The Local Plan at the time had a rather unsophisticated map of Tiptree with an arrow indicating, very broadly, in which direction the village might grow.
This was an unusual approach to allocating sites, but with a Neighbourhood Plan coming down the line and a diligent and hardworking group of residents behind it, the intention was to allow them to take the housing numbers required and choose where they should go themselves. In theory, this was the pinnacle of community development planning.
The group worked hard to understand what their community felt was important and any challenges they should seek to address. Ultimately, they decided that the focus of the plan should be on delivering a northern link road to relieve traffic in the centre of the village. They recognised that development could help to facilitate this.
They approach their referendum on 4th May after nine years of work. They have chosen to allocate two sites, but one was forced upon them after an application was refused locally but was successful at appeal. However, through their allocation of two sites, they should manage to deliver the first two sections of their link road – though they will have to fill in the gap with more homes to really make this a reality. Jonathan Greenwood, who is the chairman of the Neighbourhood Steering Group in Tiptree, said: “I hope it will be put through, and while you can never be complacent, I am optimistic.”

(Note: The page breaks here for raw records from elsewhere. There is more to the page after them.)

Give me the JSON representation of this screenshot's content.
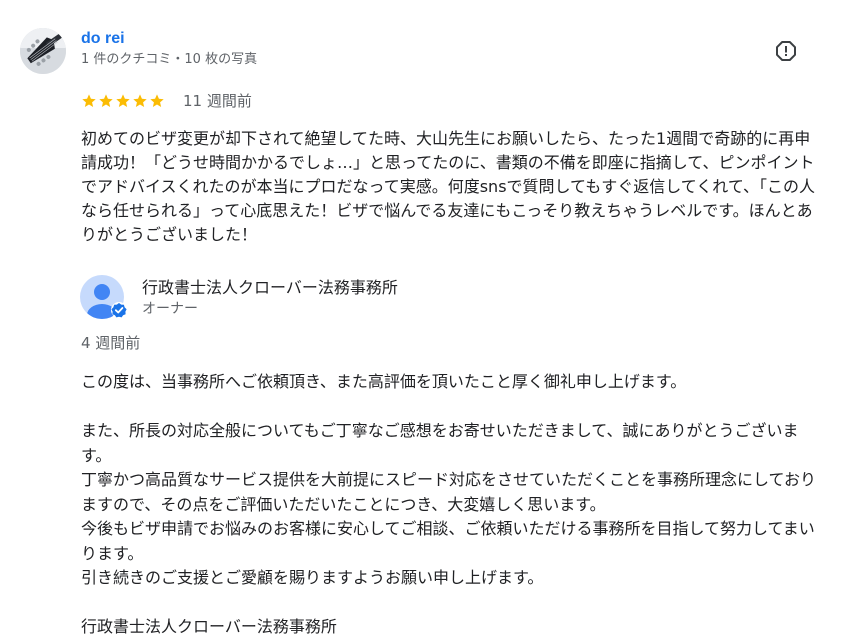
{
  "review": {
    "author_name": "do rei",
    "author_meta": "1 件のクチコミ・10 枚の写真",
    "rating": 5,
    "rating_max": 5,
    "star_color": "#fbbc04",
    "age": "11 週間前",
    "text": "初めてのビザ変更が却下されて絶望してた時、大山先生にお願いしたら、たった1週間で奇跡的に再申請成功！「どうせ時間かかるでしょ…」と思ってたのに、書類の不備を即座に指摘して、ピンポイントでアドバイスくれたのが本当にプロだなって実感。何度snsで質問してもすぐ返信してくれて、「この人なら任せられる」って心底思えた！ビザで悩んでる友達にもこっそり教えちゃうレベルです。ほんとありがとうございました！",
    "report_icon": "report-flag-icon"
  },
  "reply": {
    "owner_name": "行政書士法人クローバー法務事務所",
    "owner_role": "オーナー",
    "verified_icon": "verified-check-icon",
    "age": "4 週間前",
    "text": "この度は、当事務所へご依頼頂き、また高評価を頂いたこと厚く御礼申し上げます。\n\nまた、所長の対応全般についてもご丁寧なご感想をお寄せいただきまして、誠にありがとうございます。\n丁寧かつ高品質なサービス提供を大前提にスピード対応をさせていただくことを事務所理念にしておりますので、その点をご評価いただいたことにつき、大変嬉しく思います。\n今後もビザ申請でお悩みのお客様に安心してご相談、ご依頼いただける事務所を目指して努力してまいります。\n引き続きのご支援とご愛顧を賜りますようお願い申し上げます。\n\n行政書士法人クローバー法務事務所"
  },
  "colors": {
    "link": "#1a73e8",
    "secondary_text": "#5f6368",
    "primary_text": "#202124",
    "verified_badge": "#1a73e8"
  }
}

I remember similar feelings when my own local Neighbourhood Plan was put to referendum. I was a parish councillor at the time and had been quite involved in the early days of its production. Ours was approved with 86.42% voting in favour based on a turnout of 15% – much lower than we would normally expect at an election. Despite the intention when first introduced, Neighbourhood Plans don’t provide the significant protections against development that communities might imagine. Currently, if a local authority cannot demonstrate a five-year housing land supply, and a neighbourhood plan is more than two years old, there is a presumption in favour of development.
The government recently consulted on their proposed changes to the NPPF and these included plans to “boost the status of Neighbourhood Plans” by increasing the protection period of a Neighbourhood Plan from two to five years. Is it enough? In my experience, Neighbourhood Plans are rarely used as a genuine opportunity to engage with and listen to communities, or as a chance to give true power back to those who live in a place. However, an increase in three years on the protection they offer is not insignificant.
Unlike in my own Neighbourhood Plan, Colchester have given Tiptree genuine opportunity to choose where to put development, albeit their hands were tied with an existing permission. Only time will tell whether their nine years of effort will genuinely mean that Tiptree is able to shape development and make decisions about their future, but like Greenwood, I am optimistic and hope that this could pave the way for more community development in Tiptree.
Do you have a site in an authority with a Neighbourhood Plan in place or in the works? If you want to have a chat about what this could mean for your scheme, please get in touch.